The non-receptor tyrosine kinases of the SRC family (SFK) play important roles in signal transduction induced by a large variety of extracellular stimuli, including growth factors and Integrins. When deregulated, SFKs show oncogenic activity, as originally reported for v-Src, the transforming product of the avian retrovirus RSV, and then, in many human cancers, particularly colorectal cancer (CRC). In CRC, SFK deregulation largely occurs in the absence of mutations of the corresponding genes, but the underlying molecular mechanisms involved are still unclear. In addition to a role in early tumor progression, SFK deregulation may also be important in advanced CRC, as suggested by the association between increased SFK activity and poor clinical outcome. However, SFK contribution to CRC metastasis formation is still poorly documented. Here, we will review recent findings that broaden our understanding of the mechanisms underlying SFK deregulation and signaling in advanced CRC. We will also discuss the implication of these observations for SFK-based therapy in metastatic CRC.

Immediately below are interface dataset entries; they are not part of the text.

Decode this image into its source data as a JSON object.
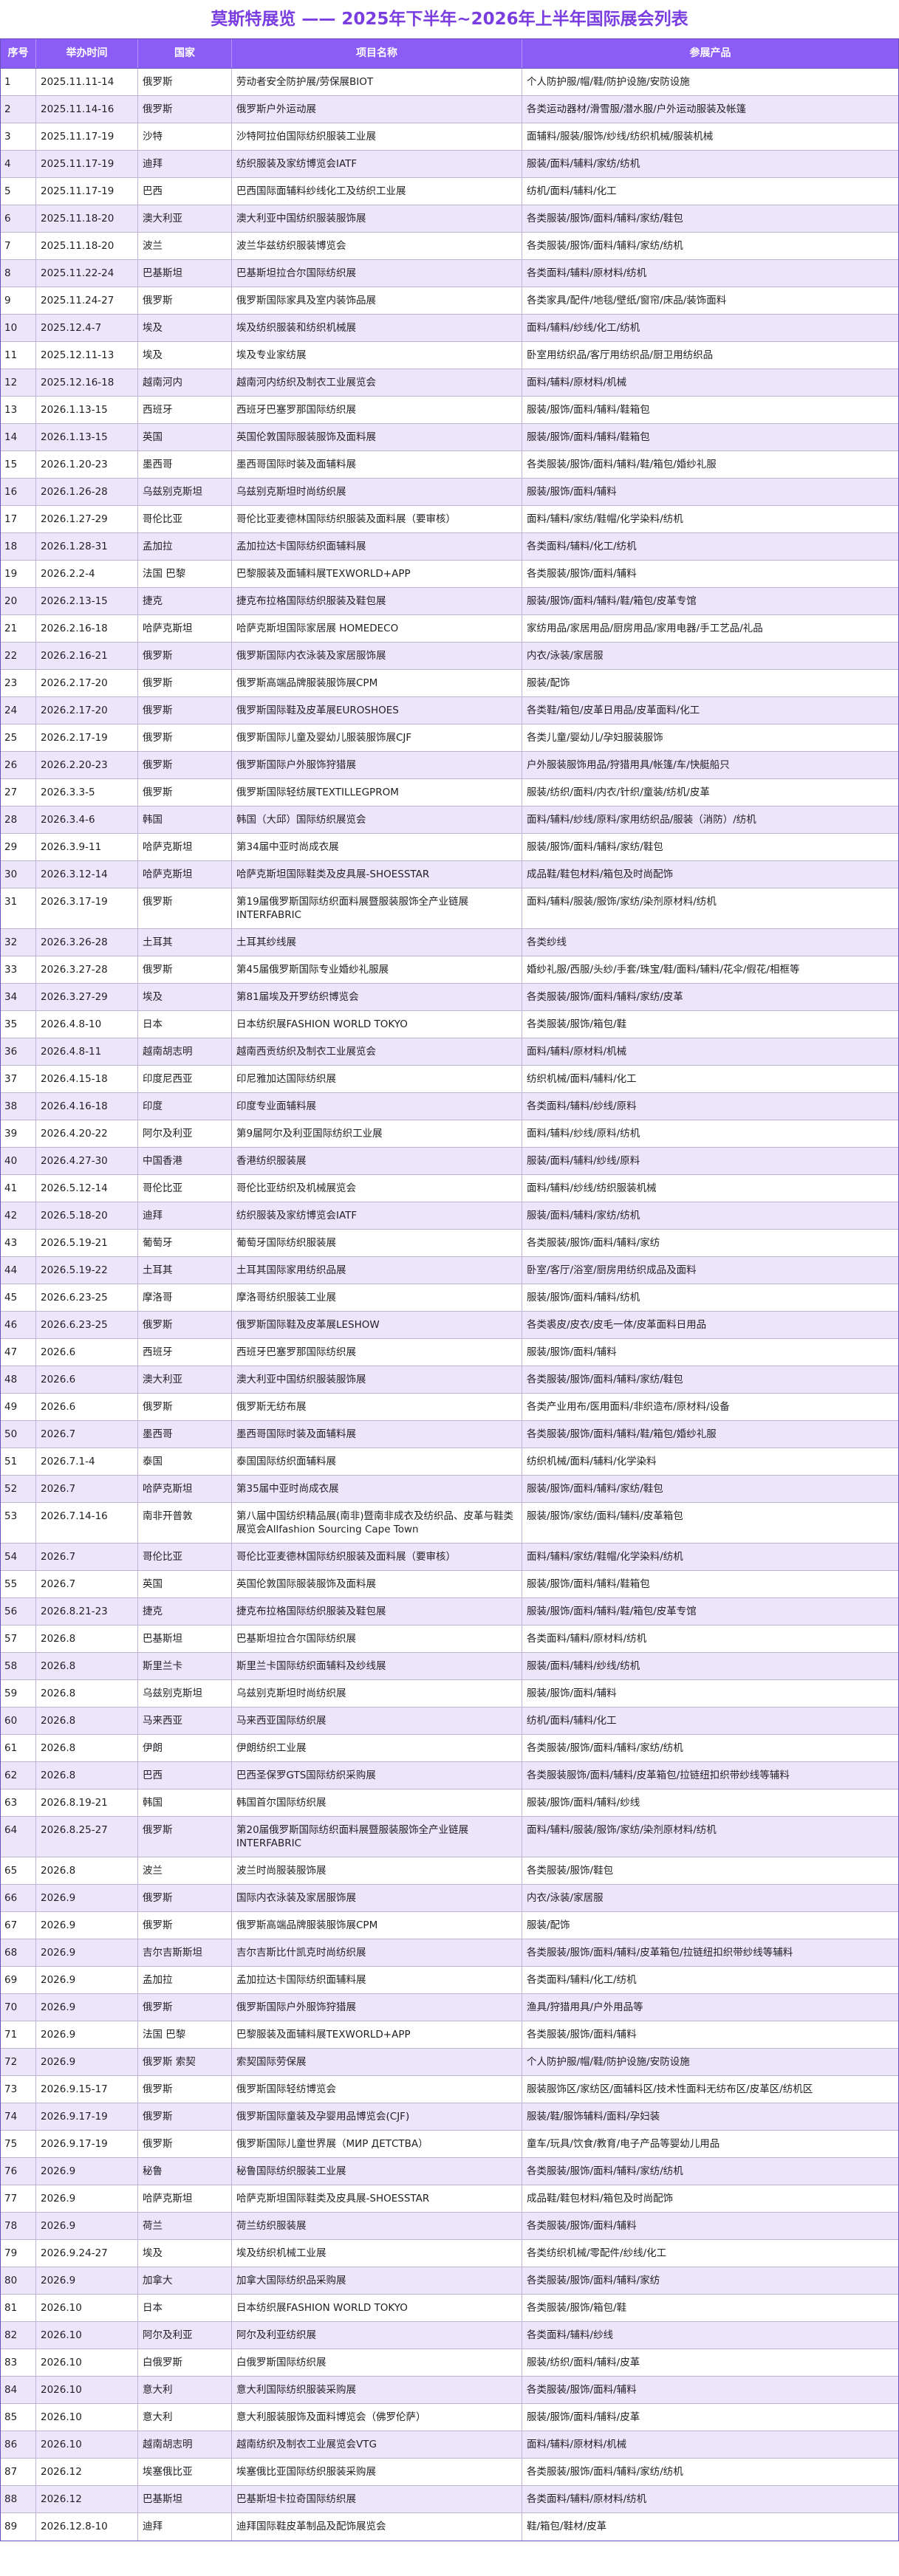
{
  "page": {
    "title": "莫斯特展览 —— 2025年下半年~2026年上半年国际展会列表"
  },
  "colors": {
    "title": "#7a3de0",
    "header_bg": "#8b5cf6",
    "header_text": "#ffffff",
    "stripe": "#ede6fb",
    "border": "#bdb3d6",
    "border_strong": "#6a4fc0"
  },
  "table": {
    "columns": [
      "序号",
      "举办时间",
      "国家",
      "项目名称",
      "参展产品"
    ],
    "rows": [
      [
        "1",
        "2025.11.11-14",
        "俄罗斯",
        "劳动者安全防护展/劳保展BIOT",
        "个人防护服/帽/鞋/防护设施/安防设施"
      ],
      [
        "2",
        "2025.11.14-16",
        "俄罗斯",
        "俄罗斯户外运动展",
        "各类运动器材/滑雪服/潜水服/户外运动服装及帐篷"
      ],
      [
        "3",
        "2025.11.17-19",
        "沙特",
        "沙特阿拉伯国际纺织服装工业展",
        "面辅料/服装/服饰/纱线/纺织机械/服装机械"
      ],
      [
        "4",
        "2025.11.17-19",
        "迪拜",
        "纺织服装及家纺博览会IATF",
        "服装/面料/辅料/家纺/纺机"
      ],
      [
        "5",
        "2025.11.17-19",
        "巴西",
        "巴西国际面辅料纱线化工及纺织工业展",
        "纺机/面料/辅料/化工"
      ],
      [
        "6",
        "2025.11.18-20",
        "澳大利亚",
        "澳大利亚中国纺织服装服饰展",
        "各类服装/服饰/面料/辅料/家纺/鞋包"
      ],
      [
        "7",
        "2025.11.18-20",
        "波兰",
        "波兰华兹纺织服装博览会",
        "各类服装/服饰/面料/辅料/家纺/纺机"
      ],
      [
        "8",
        "2025.11.22-24",
        "巴基斯坦",
        "巴基斯坦拉合尔国际纺织展",
        "各类面料/辅料/原材料/纺机"
      ],
      [
        "9",
        "2025.11.24-27",
        "俄罗斯",
        "俄罗斯国际家具及室内装饰品展",
        "各类家具/配件/地毯/壁纸/窗帘/床品/装饰面料"
      ],
      [
        "10",
        "2025.12.4-7",
        "埃及",
        "埃及纺织服装和纺织机械展",
        "面料/辅料/纱线/化工/纺机"
      ],
      [
        "11",
        "2025.12.11-13",
        "埃及",
        "埃及专业家纺展",
        "卧室用纺织品/客厅用纺织品/厨卫用纺织品"
      ],
      [
        "12",
        "2025.12.16-18",
        "越南河内",
        "越南河内纺织及制衣工业展览会",
        "面料/辅料/原材料/机械"
      ],
      [
        "13",
        "2026.1.13-15",
        "西班牙",
        "西班牙巴塞罗那国际纺织展",
        "服装/服饰/面料/辅料/鞋箱包"
      ],
      [
        "14",
        "2026.1.13-15",
        "英国",
        "英国伦敦国际服装服饰及面料展",
        "服装/服饰/面料/辅料/鞋箱包"
      ],
      [
        "15",
        "2026.1.20-23",
        "墨西哥",
        "墨西哥国际时装及面辅料展",
        "各类服装/服饰/面料/辅料/鞋/箱包/婚纱礼服"
      ],
      [
        "16",
        "2026.1.26-28",
        "乌兹别克斯坦",
        "乌兹别克斯坦时尚纺织展",
        "服装/服饰/面料/辅料"
      ],
      [
        "17",
        "2026.1.27-29",
        "哥伦比亚",
        "哥伦比亚麦德林国际纺织服装及面料展（要审核）",
        "面料/辅料/家纺/鞋帽/化学染料/纺机"
      ],
      [
        "18",
        "2026.1.28-31",
        "孟加拉",
        "孟加拉达卡国际纺织面辅料展",
        "各类面料/辅料/化工/纺机"
      ],
      [
        "19",
        "2026.2.2-4",
        "法国 巴黎",
        "巴黎服装及面辅料展TEXWORLD+APP",
        "各类服装/服饰/面料/辅料"
      ],
      [
        "20",
        "2026.2.13-15",
        "捷克",
        "捷克布拉格国际纺织服装及鞋包展",
        "服装/服饰/面料/辅料/鞋/箱包/皮革专馆"
      ],
      [
        "21",
        "2026.2.16-18",
        "哈萨克斯坦",
        "哈萨克斯坦国际家居展 HOMEDECO",
        "家纺用品/家居用品/厨房用品/家用电器/手工艺品/礼品"
      ],
      [
        "22",
        "2026.2.16-21",
        "俄罗斯",
        "俄罗斯国际内衣泳装及家居服饰展",
        "内衣/泳装/家居服"
      ],
      [
        "23",
        "2026.2.17-20",
        "俄罗斯",
        "俄罗斯高端品牌服装服饰展CPM",
        "服装/配饰"
      ],
      [
        "24",
        "2026.2.17-20",
        "俄罗斯",
        "俄罗斯国际鞋及皮革展EUROSHOES",
        "各类鞋/箱包/皮革日用品/皮革面料/化工"
      ],
      [
        "25",
        "2026.2.17-19",
        "俄罗斯",
        "俄罗斯国际儿童及婴幼儿服装服饰展CJF",
        "各类儿童/婴幼儿/孕妇服装服饰"
      ],
      [
        "26",
        "2026.2.20-23",
        "俄罗斯",
        "俄罗斯国际户外服饰狩猎展",
        "户外服装服饰用品/狩猎用具/帐篷/车/快艇船只"
      ],
      [
        "27",
        "2026.3.3-5",
        "俄罗斯",
        "俄罗斯国际轻纺展TEXTILLEGPROM",
        "服装/纺织/面料/内衣/针织/童装/纺机/皮革"
      ],
      [
        "28",
        "2026.3.4-6",
        "韩国",
        "韩国（大邱）国际纺织展览会",
        "面料/辅料/纱线/原料/家用纺织品/服装（消防）/纺机"
      ],
      [
        "29",
        "2026.3.9-11",
        "哈萨克斯坦",
        "第34届中亚时尚成衣展",
        "服装/服饰/面料/辅料/家纺/鞋包"
      ],
      [
        "30",
        "2026.3.12-14",
        "哈萨克斯坦",
        "哈萨克斯坦国际鞋类及皮具展-SHOESSTAR",
        "成品鞋/鞋包材料/箱包及时尚配饰"
      ],
      [
        "31",
        "2026.3.17-19",
        "俄罗斯",
        "第19届俄罗斯国际纺织面料展暨服装服饰全产业链展INTERFABRIC",
        "面料/辅料/服装/服饰/家纺/染剂原材料/纺机"
      ],
      [
        "32",
        "2026.3.26-28",
        "土耳其",
        "土耳其纱线展",
        "各类纱线"
      ],
      [
        "33",
        "2026.3.27-28",
        "俄罗斯",
        "第45届俄罗斯国际专业婚纱礼服展",
        "婚纱礼服/西服/头纱/手套/珠宝/鞋/面料/辅料/花伞/假花/相框等"
      ],
      [
        "34",
        "2026.3.27-29",
        "埃及",
        "第81届埃及开罗纺织博览会",
        "各类服装/服饰/面料/辅料/家纺/皮革"
      ],
      [
        "35",
        "2026.4.8-10",
        "日本",
        "日本纺织展FASHION WORLD TOKYO",
        "各类服装/服饰/箱包/鞋"
      ],
      [
        "36",
        "2026.4.8-11",
        "越南胡志明",
        "越南西贡纺织及制衣工业展览会",
        "面料/辅料/原材料/机械"
      ],
      [
        "37",
        "2026.4.15-18",
        "印度尼西亚",
        "印尼雅加达国际纺织展",
        "纺织机械/面料/辅料/化工"
      ],
      [
        "38",
        "2026.4.16-18",
        "印度",
        "印度专业面辅料展",
        "各类面料/辅料/纱线/原料"
      ],
      [
        "39",
        "2026.4.20-22",
        "阿尔及利亚",
        "第9届阿尔及利亚国际纺织工业展",
        "面料/辅料/纱线/原料/纺机"
      ],
      [
        "40",
        "2026.4.27-30",
        "中国香港",
        "香港纺织服装展",
        "服装/面料/辅料/纱线/原料"
      ],
      [
        "41",
        "2026.5.12-14",
        "哥伦比亚",
        "哥伦比亚纺织及机械展览会",
        "面料/辅料/纱线/纺织服装机械"
      ],
      [
        "42",
        "2026.5.18-20",
        "迪拜",
        "纺织服装及家纺博览会IATF",
        "服装/面料/辅料/家纺/纺机"
      ],
      [
        "43",
        "2026.5.19-21",
        "葡萄牙",
        "葡萄牙国际纺织服装展",
        "各类服装/服饰/面料/辅料/家纺"
      ],
      [
        "44",
        "2026.5.19-22",
        "土耳其",
        "土耳其国际家用纺织品展",
        "卧室/客厅/浴室/厨房用纺织成品及面料"
      ],
      [
        "45",
        "2026.6.23-25",
        "摩洛哥",
        "摩洛哥纺织服装工业展",
        "服装/服饰/面料/辅料/纺机"
      ],
      [
        "46",
        "2026.6.23-25",
        "俄罗斯",
        "俄罗斯国际鞋及皮革展LESHOW",
        "各类裘皮/皮衣/皮毛一体/皮革面料日用品"
      ],
      [
        "47",
        "2026.6",
        "西班牙",
        "西班牙巴塞罗那国际纺织展",
        "服装/服饰/面料/辅料"
      ],
      [
        "48",
        "2026.6",
        "澳大利亚",
        "澳大利亚中国纺织服装服饰展",
        "各类服装/服饰/面料/辅料/家纺/鞋包"
      ],
      [
        "49",
        "2026.6",
        "俄罗斯",
        "俄罗斯无纺布展",
        "各类产业用布/医用面料/非织造布/原材料/设备"
      ],
      [
        "50",
        "2026.7",
        "墨西哥",
        "墨西哥国际时装及面辅料展",
        "各类服装/服饰/面料/辅料/鞋/箱包/婚纱礼服"
      ],
      [
        "51",
        "2026.7.1-4",
        "泰国",
        "泰国国际纺织面辅料展",
        "纺织机械/面料/辅料/化学染料"
      ],
      [
        "52",
        "2026.7",
        "哈萨克斯坦",
        "第35届中亚时尚成衣展",
        "服装/服饰/面料/辅料/家纺/鞋包"
      ],
      [
        "53",
        "2026.7.14-16",
        "南非开普敦",
        "第八届中国纺织精品展(南非)暨南非成衣及纺织品、皮革与鞋类展览会Allfashion Sourcing Cape Town",
        "服装/服饰/家纺/面料/辅料/皮革箱包"
      ],
      [
        "54",
        "2026.7",
        "哥伦比亚",
        "哥伦比亚麦德林国际纺织服装及面料展（要审核）",
        "面料/辅料/家纺/鞋帽/化学染料/纺机"
      ],
      [
        "55",
        "2026.7",
        "英国",
        "英国伦敦国际服装服饰及面料展",
        "服装/服饰/面料/辅料/鞋箱包"
      ],
      [
        "56",
        "2026.8.21-23",
        "捷克",
        "捷克布拉格国际纺织服装及鞋包展",
        "服装/服饰/面料/辅料/鞋/箱包/皮革专馆"
      ],
      [
        "57",
        "2026.8",
        "巴基斯坦",
        "巴基斯坦拉合尔国际纺织展",
        "各类面料/辅料/原材料/纺机"
      ],
      [
        "58",
        "2026.8",
        "斯里兰卡",
        "斯里兰卡国际纺织面辅料及纱线展",
        "服装/面料/辅料/纱线/纺机"
      ],
      [
        "59",
        "2026.8",
        "乌兹别克斯坦",
        "乌兹别克斯坦时尚纺织展",
        "服装/服饰/面料/辅料"
      ],
      [
        "60",
        "2026.8",
        "马来西亚",
        "马来西亚国际纺织展",
        "纺机/面料/辅料/化工"
      ],
      [
        "61",
        "2026.8",
        "伊朗",
        "伊朗纺织工业展",
        "各类服装/服饰/面料/辅料/家纺/纺机"
      ],
      [
        "62",
        "2026.8",
        "巴西",
        "巴西圣保罗GTS国际纺织采购展",
        "各类服装服饰/面料/辅料/皮革箱包/拉链纽扣织带纱线等辅料"
      ],
      [
        "63",
        "2026.8.19-21",
        "韩国",
        "韩国首尔国际纺织展",
        "服装/服饰/面料/辅料/纱线"
      ],
      [
        "64",
        "2026.8.25-27",
        "俄罗斯",
        "第20届俄罗斯国际纺织面料展暨服装服饰全产业链展INTERFABRIC",
        "面料/辅料/服装/服饰/家纺/染剂原材料/纺机"
      ],
      [
        "65",
        "2026.8",
        "波兰",
        "波兰时尚服装服饰展",
        "各类服装/服饰/鞋包"
      ],
      [
        "66",
        "2026.9",
        "俄罗斯",
        "国际内衣泳装及家居服饰展",
        "内衣/泳装/家居服"
      ],
      [
        "67",
        "2026.9",
        "俄罗斯",
        "俄罗斯高端品牌服装服饰展CPM",
        "服装/配饰"
      ],
      [
        "68",
        "2026.9",
        "吉尔吉斯斯坦",
        "吉尔吉斯比什凯克时尚纺织展",
        "各类服装/服饰/面料/辅料/皮革箱包/拉链纽扣织带纱线等辅料"
      ],
      [
        "69",
        "2026.9",
        "孟加拉",
        "孟加拉达卡国际纺织面辅料展",
        "各类面料/辅料/化工/纺机"
      ],
      [
        "70",
        "2026.9",
        "俄罗斯",
        "俄罗斯国际户外服饰狩猎展",
        "渔具/狩猎用具/户外用品等"
      ],
      [
        "71",
        "2026.9",
        "法国 巴黎",
        "巴黎服装及面辅料展TEXWORLD+APP",
        "各类服装/服饰/面料/辅料"
      ],
      [
        "72",
        "2026.9",
        "俄罗斯 索契",
        "索契国际劳保展",
        "个人防护服/帽/鞋/防护设施/安防设施"
      ],
      [
        "73",
        "2026.9.15-17",
        "俄罗斯",
        "俄罗斯国际轻纺博览会",
        "服装服饰区/家纺区/面辅料区/技术性面料无纺布区/皮革区/纺机区"
      ],
      [
        "74",
        "2026.9.17-19",
        "俄罗斯",
        "俄罗斯国际童装及孕婴用品博览会(CJF)",
        "服装/鞋/服饰辅料/面料/孕妇装"
      ],
      [
        "75",
        "2026.9.17-19",
        "俄罗斯",
        "俄罗斯国际儿童世界展（МИР ДЕТСТВА）",
        "童车/玩具/饮食/教育/电子产品等婴幼儿用品"
      ],
      [
        "76",
        "2026.9",
        "秘鲁",
        "秘鲁国际纺织服装工业展",
        "各类服装/服饰/面料/辅料/家纺/纺机"
      ],
      [
        "77",
        "2026.9",
        "哈萨克斯坦",
        "哈萨克斯坦国际鞋类及皮具展-SHOESSTAR",
        "成品鞋/鞋包材料/箱包及时尚配饰"
      ],
      [
        "78",
        "2026.9",
        "荷兰",
        "荷兰纺织服装展",
        "各类服装/服饰/面料/辅料"
      ],
      [
        "79",
        "2026.9.24-27",
        "埃及",
        "埃及纺织机械工业展",
        "各类纺织机械/零配件/纱线/化工"
      ],
      [
        "80",
        "2026.9",
        "加拿大",
        "加拿大国际纺织品采购展",
        "各类服装/服饰/面料/辅料/家纺"
      ],
      [
        "81",
        "2026.10",
        "日本",
        "日本纺织展FASHION WORLD TOKYO",
        "各类服装/服饰/箱包/鞋"
      ],
      [
        "82",
        "2026.10",
        "阿尔及利亚",
        "阿尔及利亚纺织展",
        "各类面料/辅料/纱线"
      ],
      [
        "83",
        "2026.10",
        "白俄罗斯",
        "白俄罗斯国际纺织展",
        "服装/纺织/面料/辅料/皮革"
      ],
      [
        "84",
        "2026.10",
        "意大利",
        "意大利国际纺织服装采购展",
        "各类服装/服饰/面料/辅料"
      ],
      [
        "85",
        "2026.10",
        "意大利",
        "意大利服装服饰及面料博览会（佛罗伦萨）",
        "服装/服饰/面料/辅料/皮革"
      ],
      [
        "86",
        "2026.10",
        "越南胡志明",
        "越南纺织及制衣工业展览会VTG",
        "面料/辅料/原材料/机械"
      ],
      [
        "87",
        "2026.12",
        "埃塞俄比亚",
        "埃塞俄比亚国际纺织服装采购展",
        "各类服装/服饰/面料/辅料/家纺/纺机"
      ],
      [
        "88",
        "2026.12",
        "巴基斯坦",
        "巴基斯坦卡拉奇国际纺织展",
        "各类面料/辅料/原材料/纺机"
      ],
      [
        "89",
        "2026.12.8-10",
        "迪拜",
        "迪拜国际鞋皮革制品及配饰展览会",
        "鞋/箱包/鞋材/皮革"
      ]
    ]
  }
}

PMCID: PMC3410585  PMID: 22860228
Non-receptor tyrosine kinases; signal transduction; colorectal cancer (CRC); early tumor progression; advanced CRC

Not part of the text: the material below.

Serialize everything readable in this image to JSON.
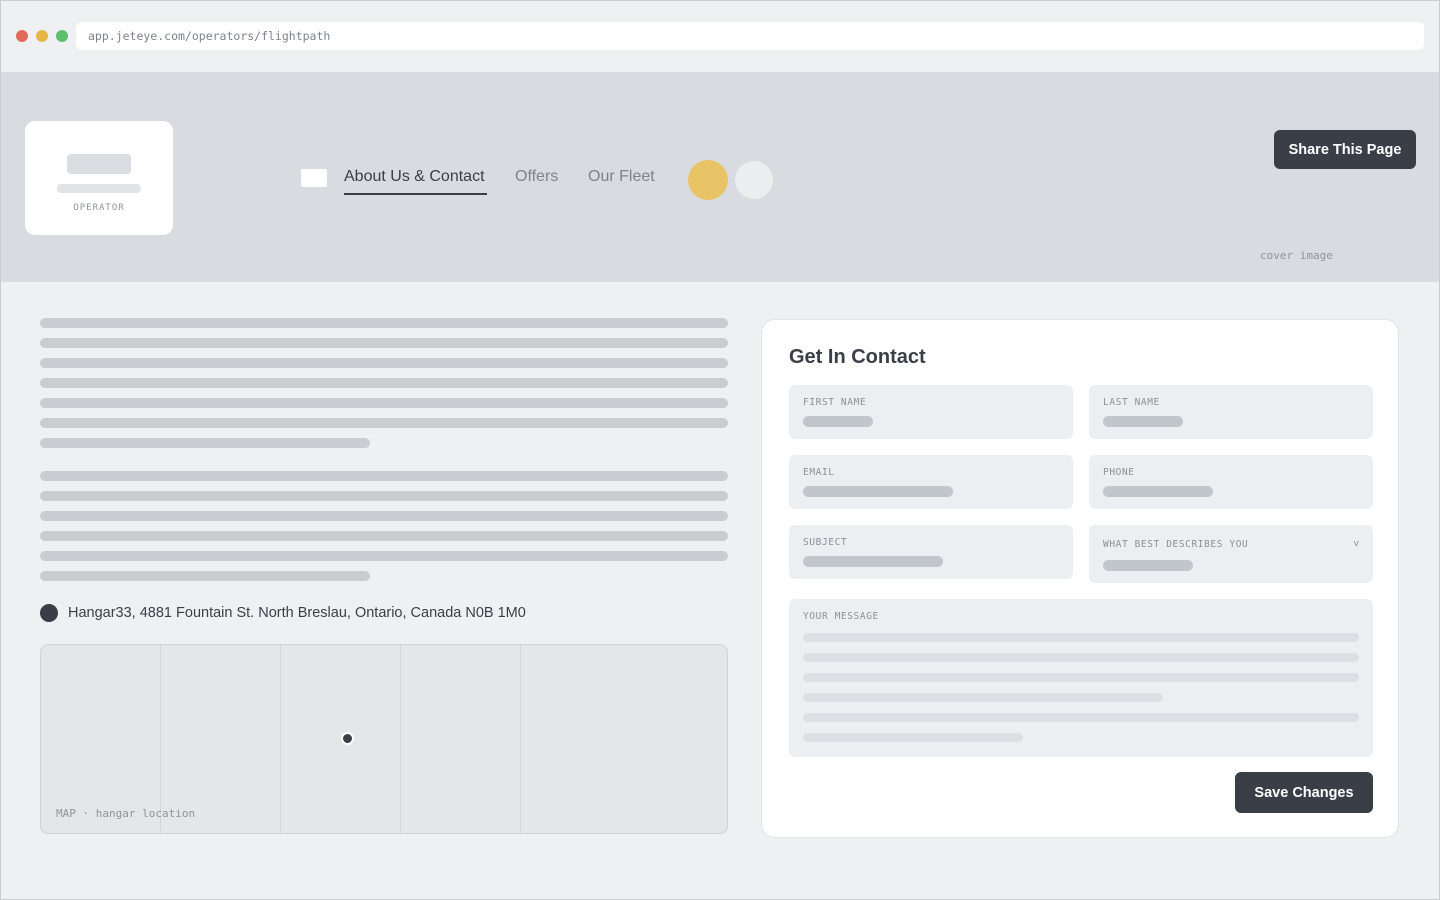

2.  Specific Oncogenic Activity of the Src-Family Tyrosine Kinase c-Yes in Colon Carcinoma Cells 
PLoS ONE  2011;6(2):e17237.
c-Yes, a member of the Src tyrosine kinase family, is found highly activated in colon carcinoma but its importance relative to c-Src has remained unclear. Here we show that, in HT29 colon carcinoma cells, silencing of c-Yes, but not of c-Src, selectively leads to an increase of cell clustering associated with a localisation of β-catenin at cell membranes and a reduction of expression of β-catenin target genes. c-Yes silencing induced an increase in apoptosis, inhibition of growth in soft-agar and in mouse xenografts, inhibition of cell migration and loss of the capacity to generate liver metastases in mice. Re-introduction of c-Yes, but not c -Src, restores transforming properties of c-Yes depleted cells. Moreover, we found that c-Yes kinase activity is required for its role in β-catenin localisation and growth in soft agar, whereas kinase activity is dispensable for its role in cell migration. We conclude that c-Yes regulates specific oncogenic signalling pathways important for colon cancer progression that is not shared with c-Src.
doi:10.1371/journal.pone.0017237
PMCID: PMC3044743  PMID: 21390316
3.  Bile acid-activated nuclear receptor FXR suppresses apolipoprotein A-I transcription via a negative FXR response element 
Serum levels of HDL are inversely correlated with the risk of coronary heart disease. The anti-atherogenic effect of HDL is partially mediated by its major protein constituent apoA-I. In this study, we identify bile acids that are activators of the nuclear receptor farnesoid X receptor (FXR) as negative regulators of human apoA-I expression. Intrahepatocellular accumulation of bile acids, as seen in patients with progressive familial intrahepatic cholestasis and biliary atresia, was associated with diminished apoA-I serum levels. In human apoA-I transgenic mice, treatment with the FXR agonist taurocholic acid strongly decreased serum concentrations and liver mRNA levels of human apoA-I, which was associated with reduced serum HDL levels. Incubation of human primary hepatocytes and hepatoblastoma HepG2 cells with bile acids resulted in a dose-dependent downregulation of apoA-I expression. Promoter mutation analysis and gel-shift experiments in HepG2 cells demonstrated that bile acid–activated FXR decreases human apoA-I promoter activity by a negative FXR response element mapped to the C site. FXR bound this site and repressed transcription in a manner independent of retinoid X receptor. The nonsteroidal synthetic FXR agonist GW4064 likewise decreased apoA-I mRNA levels and promoter activity in HepG2 cells.
doi:10.1172/JCI14505
PMCID: PMC150929  PMID: 11927623

Results 1-3 (3)